Thomas Stocking, COO of Gandi USA said: “More than any possible commercial potential, what really makes us happy is the vote of confidence in Gandi that Mozilla cast. It’s great to be working with such a dedicated, efficient team who share many of our core values. Our teams have worked on the integration of this offer in Thunderbird in recent weeks, and we have streamlined the process of account creation to make the transaction as smooth as possible.”
Hover.com is a Tucows Inc company. According to the company’s website; in a sea of uncertainty, complexity and pushy sales pitches, Hover offers domain and email owners a breath of fresh air. Hover makes it easy to buy, manage and use domain names and email addresses. With smart, usable tools, step-by-step tutorials and a warm, knowledgeable staff, we are the first choice for customers who want to get neat stuff done on the Internet without the hassles that have become commonplace in the industry.
Tucows, the parent company of Hover, offers a few other domain related services/products. OpenSRS is the wholesale unit of Tucows, exclusively focused on the needs of domain name resellers. YummyNames is the company’s premium domain names marketplace which helps startups, retailers, publishers, marketers and entrepreneurs get the perfect domain name
Gandi.net was one of the first domain name registrars approved by ICANN for .COM, .NET, .ORG, .BIZ, .INFO, .NAME, .BE, .FR, .EU domains in France according to their website. The company now offers over 100 extensions to choose from (gTLD’s and ccTLD’s) and continues to add to this list on a regular basis.
Gandi SAS was founded in 1999 by three individuals who were highly regarded in the French internet world. In 2005 the company was acquired by an experienced European management team within the same field, in order to create an alternative and independent line of internet services based around domain names. Gandi has offices in Paris (France), Baltimore (USA) and Vancouver (Canada). The company manages more than one million domains from close to 200 countries.

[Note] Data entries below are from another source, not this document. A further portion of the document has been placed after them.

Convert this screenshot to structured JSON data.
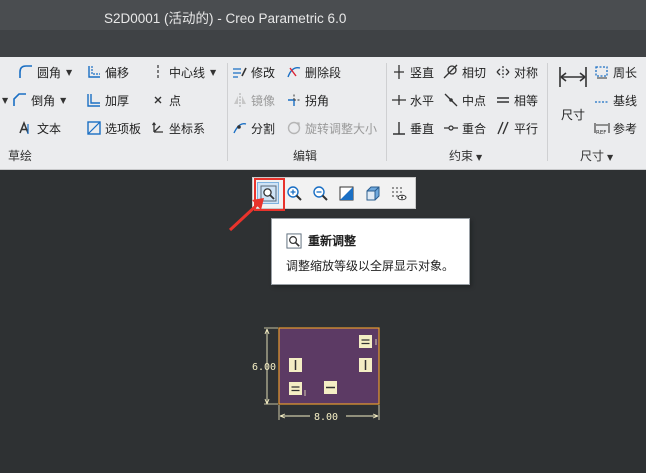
{
  "window": {
    "title": "S2D0001 (活动的) - Creo Parametric 6.0"
  },
  "ribbon": {
    "sketch_group": {
      "label": "草绘",
      "items": {
        "fillet": "圆角",
        "offset": "偏移",
        "centerline": "中心线",
        "chamfer": "倒角",
        "thicken": "加厚",
        "point": "点",
        "text": "文本",
        "palette": "选项板",
        "coord_sys": "坐标系"
      }
    },
    "edit_group": {
      "label": "编辑",
      "items": {
        "modify": "修改",
        "delete_segment": "删除段",
        "mirror": "镜像",
        "corner": "拐角",
        "divide": "分割",
        "rotate_resize": "旋转调整大小"
      }
    },
    "constraint_group": {
      "label": "约束",
      "items": {
        "vertical": "竖直",
        "tangent": "相切",
        "symmetric": "对称",
        "horizontal": "水平",
        "midpoint": "中点",
        "equal": "相等",
        "perpendicular": "垂直",
        "coincident": "重合",
        "parallel": "平行"
      }
    },
    "dimension_group": {
      "label": "尺寸",
      "items": {
        "dimension": "尺寸",
        "perimeter": "周长",
        "baseline": "基线",
        "reference": "参考"
      }
    }
  },
  "view_toolbar": {
    "buttons": [
      "refit-icon",
      "zoom-in-icon",
      "zoom-out-icon",
      "repaint-icon",
      "display-style-icon",
      "sketcher-display-icon"
    ]
  },
  "tooltip": {
    "title": "重新调整",
    "description": "调整缩放等级以全屏显示对象。"
  },
  "sketch": {
    "dim_height": "6.00",
    "dim_width": "8.00"
  },
  "colors": {
    "accent_red": "#e8332c",
    "sketch_fill": "#5c3a64",
    "sketch_edge": "#e89a2e",
    "dim_color": "#f4eec4",
    "background": "#2e3133"
  }
}
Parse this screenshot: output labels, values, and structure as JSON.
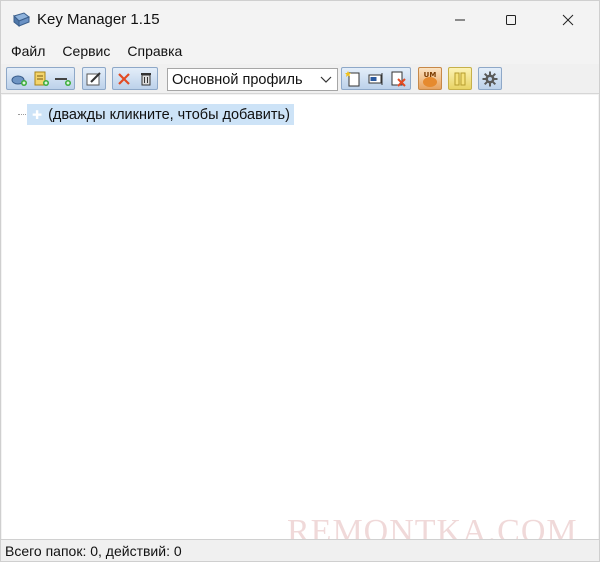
{
  "window": {
    "title": "Key Manager 1.15",
    "controls": {
      "minimize": "—",
      "maximize": "☐",
      "close": "✕"
    }
  },
  "menu": {
    "items": [
      "Файл",
      "Сервис",
      "Справка"
    ]
  },
  "toolbar": {
    "profile_value": "Основной профиль",
    "icons": [
      "add-folder-icon",
      "add-action-icon",
      "add-separator-icon",
      "edit-icon",
      "delete-icon",
      "clear-icon",
      "new-profile-icon",
      "rename-profile-icon",
      "delete-profile-icon",
      "um-icon",
      "pause-icon",
      "gear-icon"
    ]
  },
  "tree": {
    "placeholder": "(дважды кликните, чтобы добавить)"
  },
  "status": {
    "text": "Всего папок: 0, действий: 0"
  },
  "watermark": {
    "text": "REMONTKA.COM"
  },
  "colors": {
    "selection": "#cde3f7",
    "toolbar_button": "#bcd1ea",
    "um_button": "#e7a25f",
    "pause_button": "#e8d364"
  }
}
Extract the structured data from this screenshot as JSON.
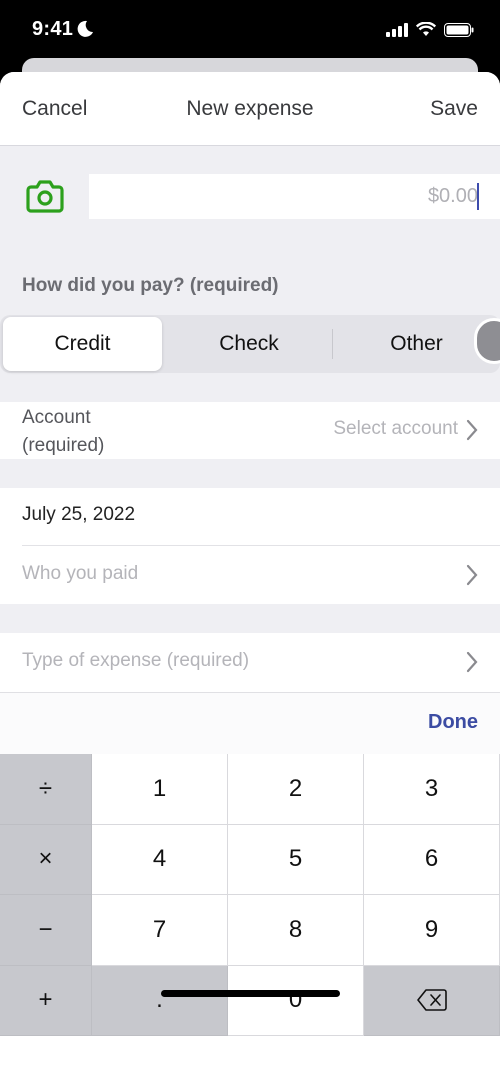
{
  "status_bar": {
    "time": "9:41",
    "icons": [
      "moon-icon",
      "signal-icon",
      "wifi-icon",
      "battery-icon"
    ]
  },
  "nav": {
    "cancel_label": "Cancel",
    "title": "New expense",
    "save_label": "Save"
  },
  "amount": {
    "placeholder": "$0.00",
    "value": ""
  },
  "payment": {
    "label": "How did you pay? (required)",
    "options": [
      "Credit",
      "Check",
      "Other"
    ],
    "selected": "Credit"
  },
  "form": {
    "account_label_line1": "Account",
    "account_label_line2": "(required)",
    "account_value_placeholder": "Select account",
    "date_value": "July 25, 2022",
    "payee_placeholder": "Who you paid",
    "expense_type_placeholder": "Type of expense (required)"
  },
  "toolbar": {
    "done_label": "Done"
  },
  "keypad": {
    "keys": [
      "÷",
      "1",
      "2",
      "3",
      "×",
      "4",
      "5",
      "6",
      "−",
      "7",
      "8",
      "9",
      "+",
      ".",
      "0",
      "delete"
    ]
  },
  "colors": {
    "accent_green": "#2ca01c",
    "done_blue": "#3c4ca3"
  }
}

In the official announcement, Mozilla also revealed that they are currently working with additional domain registration suppliers (registrars / partners) to cover more geographic areas of the world, and to provide more options in future.
- Gandi Gives Away 55,000 Domains to Celebrate their 10th Anniversary

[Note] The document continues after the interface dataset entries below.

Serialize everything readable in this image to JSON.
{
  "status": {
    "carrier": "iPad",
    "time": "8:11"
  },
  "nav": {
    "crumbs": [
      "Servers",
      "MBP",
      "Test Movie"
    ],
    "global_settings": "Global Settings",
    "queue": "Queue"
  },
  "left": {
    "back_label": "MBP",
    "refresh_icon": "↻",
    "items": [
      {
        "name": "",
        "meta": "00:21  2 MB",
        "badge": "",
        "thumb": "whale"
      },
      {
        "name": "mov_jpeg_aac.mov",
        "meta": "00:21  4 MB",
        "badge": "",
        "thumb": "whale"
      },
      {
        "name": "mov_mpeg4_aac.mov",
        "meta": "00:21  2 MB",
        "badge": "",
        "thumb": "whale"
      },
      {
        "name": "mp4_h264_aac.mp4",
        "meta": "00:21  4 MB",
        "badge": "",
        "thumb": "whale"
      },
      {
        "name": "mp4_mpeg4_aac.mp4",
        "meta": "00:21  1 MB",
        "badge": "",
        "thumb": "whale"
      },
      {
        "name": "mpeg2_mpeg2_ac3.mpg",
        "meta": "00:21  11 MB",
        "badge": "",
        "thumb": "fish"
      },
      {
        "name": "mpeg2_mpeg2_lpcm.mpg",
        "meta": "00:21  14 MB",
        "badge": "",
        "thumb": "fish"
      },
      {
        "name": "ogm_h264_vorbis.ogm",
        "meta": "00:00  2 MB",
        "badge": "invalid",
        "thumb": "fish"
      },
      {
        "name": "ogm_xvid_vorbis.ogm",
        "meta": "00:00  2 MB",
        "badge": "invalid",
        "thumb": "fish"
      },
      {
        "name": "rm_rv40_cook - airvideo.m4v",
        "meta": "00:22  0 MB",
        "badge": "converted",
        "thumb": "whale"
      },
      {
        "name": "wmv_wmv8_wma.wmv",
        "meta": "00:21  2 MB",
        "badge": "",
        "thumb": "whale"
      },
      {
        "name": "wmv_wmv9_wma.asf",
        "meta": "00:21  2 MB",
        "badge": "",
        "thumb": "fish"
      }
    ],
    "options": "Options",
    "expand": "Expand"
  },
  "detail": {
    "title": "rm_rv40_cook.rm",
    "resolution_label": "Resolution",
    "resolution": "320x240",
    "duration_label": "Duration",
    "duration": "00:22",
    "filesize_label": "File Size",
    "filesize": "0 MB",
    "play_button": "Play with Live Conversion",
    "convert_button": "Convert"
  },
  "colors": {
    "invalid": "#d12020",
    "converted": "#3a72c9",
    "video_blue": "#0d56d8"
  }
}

- Tucows Reports Q4 Results and Sells $1M Worth of Domain Names
- Tucows Introduces Personal Names Service (domain sharing)

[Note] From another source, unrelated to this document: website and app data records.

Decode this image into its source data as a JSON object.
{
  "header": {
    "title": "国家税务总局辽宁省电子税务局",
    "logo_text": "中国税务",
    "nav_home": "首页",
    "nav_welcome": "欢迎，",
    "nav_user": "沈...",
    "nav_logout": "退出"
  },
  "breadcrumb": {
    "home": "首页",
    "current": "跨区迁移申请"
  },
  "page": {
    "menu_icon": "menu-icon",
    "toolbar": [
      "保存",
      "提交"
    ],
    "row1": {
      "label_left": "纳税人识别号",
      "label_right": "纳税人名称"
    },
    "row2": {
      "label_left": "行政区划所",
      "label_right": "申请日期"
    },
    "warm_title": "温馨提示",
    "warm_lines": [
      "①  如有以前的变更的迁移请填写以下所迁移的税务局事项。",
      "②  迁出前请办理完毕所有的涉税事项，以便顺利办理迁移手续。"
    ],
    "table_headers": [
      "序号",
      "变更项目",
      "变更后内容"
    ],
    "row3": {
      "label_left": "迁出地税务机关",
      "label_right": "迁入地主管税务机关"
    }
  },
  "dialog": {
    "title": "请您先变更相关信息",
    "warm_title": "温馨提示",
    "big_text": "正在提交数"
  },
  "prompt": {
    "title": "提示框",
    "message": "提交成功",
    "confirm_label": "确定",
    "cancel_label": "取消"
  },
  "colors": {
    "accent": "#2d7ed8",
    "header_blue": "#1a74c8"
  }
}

- Tucows introduces cost+ pricing model
- Tucows Reports $20 million Net Revenue in Q2 Earnings Call
Federal Commissioner for Data Protection says law enforcements requests for new RAA are against German laws
The law enforcement recommendations for storing additional information related to domain name registrations that are supposed to make their way into ICANN’s new Registrar Accreditation Agreement (RAA) might be against German data privacy laws, as Heise.de (German tech publication) reports. According to the response to Heise’s inquiry, The Federal Commissioner for Data Protection and Freedom of Information confirmed that the storage of domain name registration related data for two years would be illegal in Germany. The requests include to store address information, changes to any information, payment information, a full account history and a number of other items for a period of two years after the end of the contract.
European data protection advocates have already been fighting a long fight against the publication of whois data, leading to an introduction of a “Whois Procedure for Conflicts with National Laws” at ICANN in 2007.
- Through Thick & Thin: ICANN RFP for Registrar Data Escrow Services
- Iron Mountain to Provide Additional Audit Services for Registrar Data Deposits to ICANN
- Privacy Protection for .CA Domain Names Kills Business for Domainers
- .EU IDN Launch: German Language Domains Take Top Spots
- New York State Makes Their Own Domain Laws